• **SOURCE MATERIAL**:
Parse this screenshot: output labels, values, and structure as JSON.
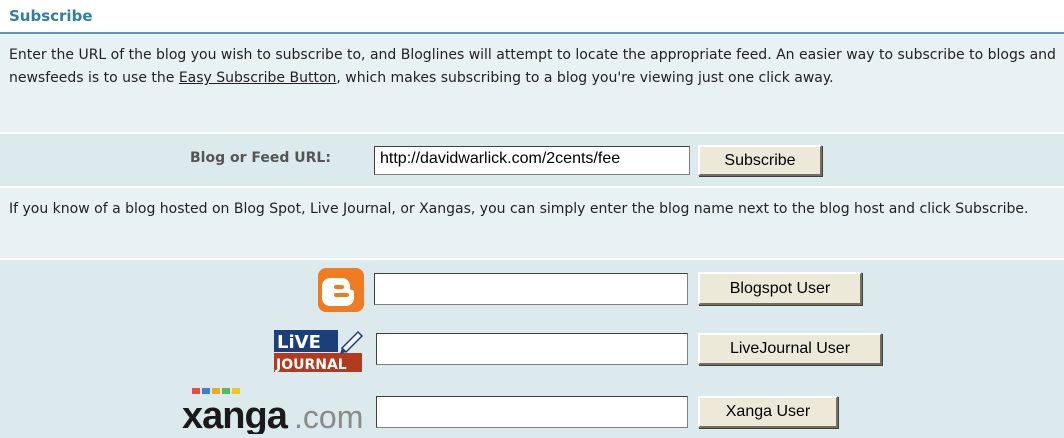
{
  "section": {
    "title": "Subscribe"
  },
  "intro": {
    "text_before": "Enter the URL of the blog you wish to subscribe to, and Bloglines will attempt to locate the appropriate feed. An easier way to subscribe to blogs and newsfeeds is to use the ",
    "link": "Easy Subscribe Button",
    "text_after": ", which makes subscribing to a blog you're viewing just one click away."
  },
  "feed": {
    "label": "Blog or Feed URL:",
    "value": "http://davidwarlick.com/2cents/fee",
    "button": "Subscribe"
  },
  "hosts_intro": "If you know of a blog hosted on Blog Spot, Live Journal, or Xangas, you can simply enter the blog name next to the blog host and click Subscribe.",
  "hosts": {
    "blogspot": {
      "button": "Blogspot User",
      "icon": "blogger-logo-icon"
    },
    "livejournal": {
      "button": "LiveJournal User",
      "logo_line1": "LiVE",
      "logo_line2": "JOURNAL"
    },
    "xanga": {
      "button": "Xanga User",
      "logo_brand": "xanga",
      "logo_tld": ".com"
    }
  },
  "colors": {
    "title": "#2f7f9f",
    "band": "#e8f1f4",
    "blogger_orange": "#f07c22"
  }
}
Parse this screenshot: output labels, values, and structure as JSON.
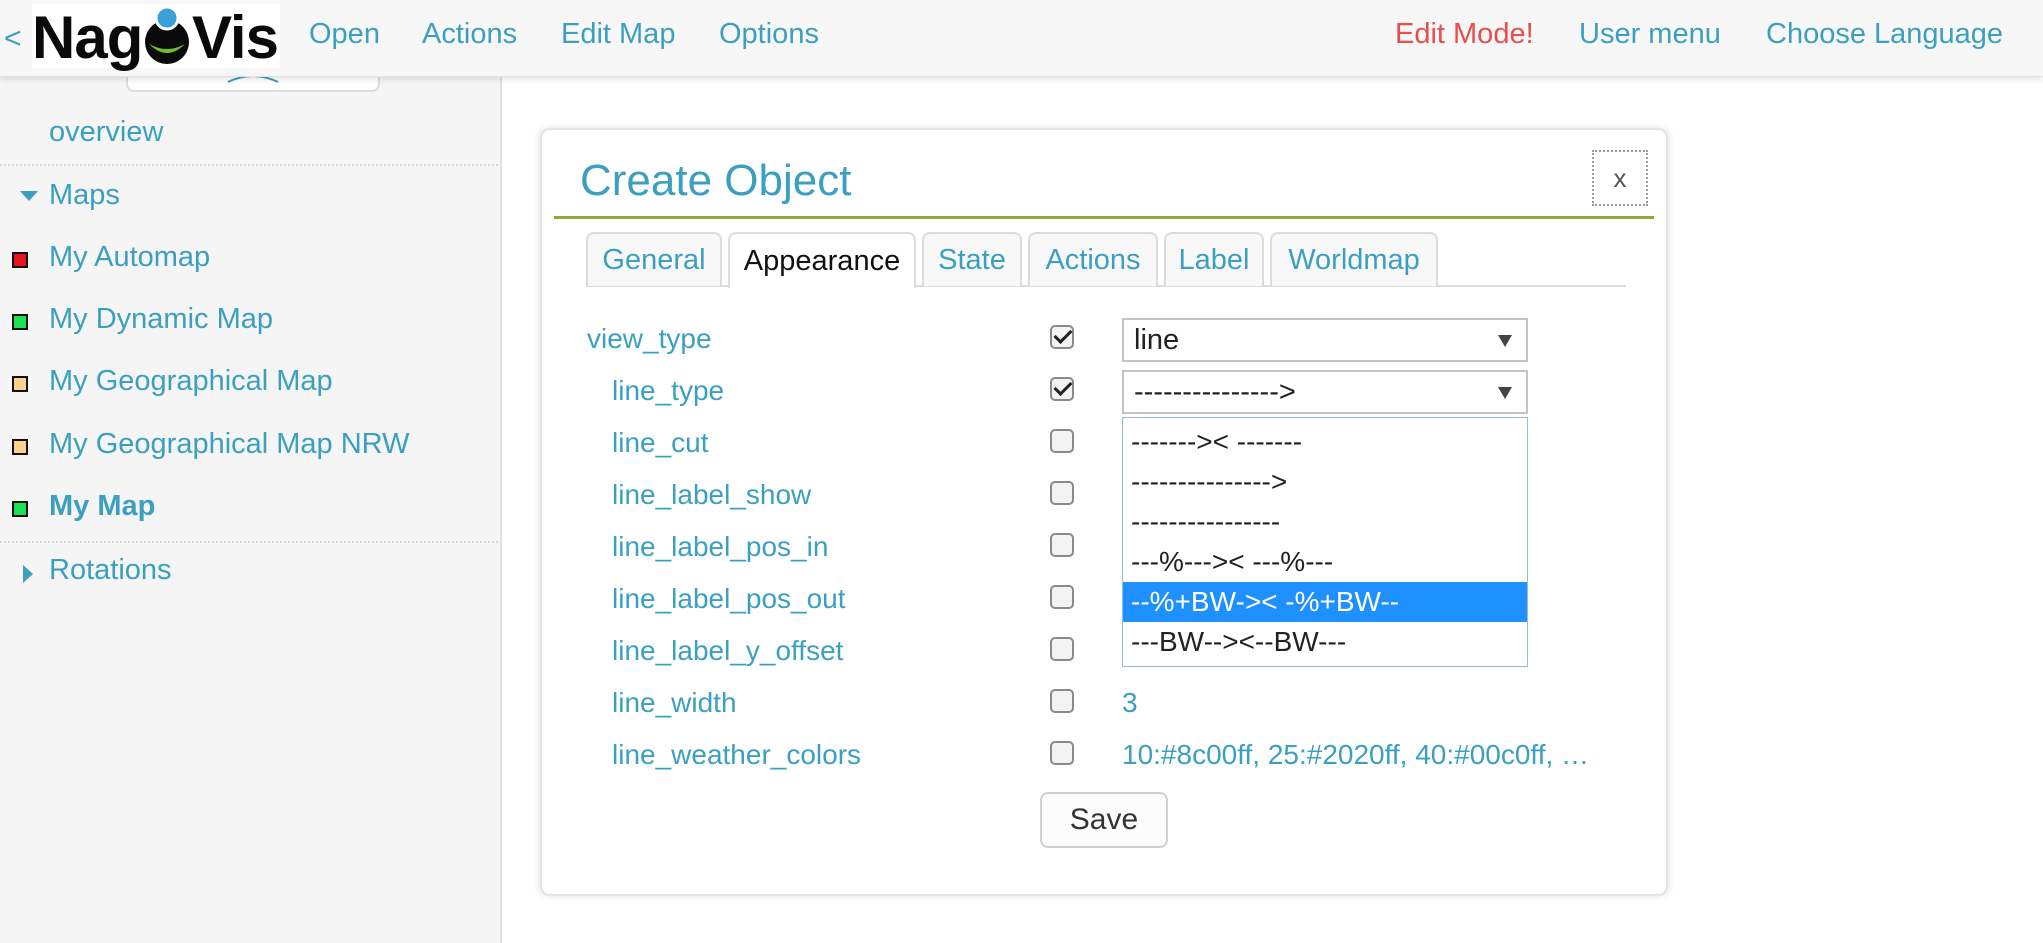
{
  "header": {
    "collapse_label": "<",
    "logo": {
      "part1": "Nag",
      "part2": "Vis"
    },
    "nav": [
      "Open",
      "Actions",
      "Edit Map",
      "Options"
    ],
    "right": {
      "edit_mode": "Edit Mode!",
      "user_menu": "User menu",
      "language": "Choose Language"
    }
  },
  "sidebar": {
    "overview": "overview",
    "maps_heading": "Maps",
    "maps": [
      {
        "label": "My Automap",
        "status_color": "#e8141b"
      },
      {
        "label": "My Dynamic Map",
        "status_color": "#1ee053"
      },
      {
        "label": "My Geographical Map",
        "status_color": "#fcd28a"
      },
      {
        "label": "My Geographical Map NRW",
        "status_color": "#fcd28a"
      },
      {
        "label": "My Map",
        "status_color": "#1ee053",
        "active": true
      }
    ],
    "rotations_heading": "Rotations"
  },
  "dialog": {
    "title": "Create Object",
    "close_label": "x",
    "tabs": [
      "General",
      "Appearance",
      "State",
      "Actions",
      "Label",
      "Worldmap"
    ],
    "active_tab": "Appearance",
    "props": [
      {
        "label": "view_type",
        "checked": true,
        "value": "line"
      },
      {
        "label": "line_type",
        "checked": true,
        "value": "--------------->"
      },
      {
        "label": "line_cut",
        "checked": false,
        "value": ""
      },
      {
        "label": "line_label_show",
        "checked": false,
        "value": ""
      },
      {
        "label": "line_label_pos_in",
        "checked": false,
        "value": ""
      },
      {
        "label": "line_label_pos_out",
        "checked": false,
        "value": ""
      },
      {
        "label": "line_label_y_offset",
        "checked": false,
        "value": ""
      },
      {
        "label": "line_width",
        "checked": false,
        "value": "3"
      },
      {
        "label": "line_weather_colors",
        "checked": false,
        "value": "10:#8c00ff, 25:#2020ff, 40:#00c0ff, …"
      }
    ],
    "line_type_options": [
      "------->< -------",
      "--------------->",
      "----------------",
      "---%--->< ---%---",
      "--%+BW->< -%+BW--",
      "---BW--><--BW---"
    ],
    "selected_option_index": 4,
    "save_label": "Save"
  },
  "colors": {
    "accent": "#3ba0c0",
    "warning": "#e94e4e",
    "rule": "#8fa83c",
    "selection": "#1e90ff"
  }
}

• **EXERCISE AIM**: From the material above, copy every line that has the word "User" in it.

• **ANSWER BOX**:
      "button": "Blogspot User",
      "button": "LiveJournal User",
      "button": "Xanga User",
      "user_menu": "User menu",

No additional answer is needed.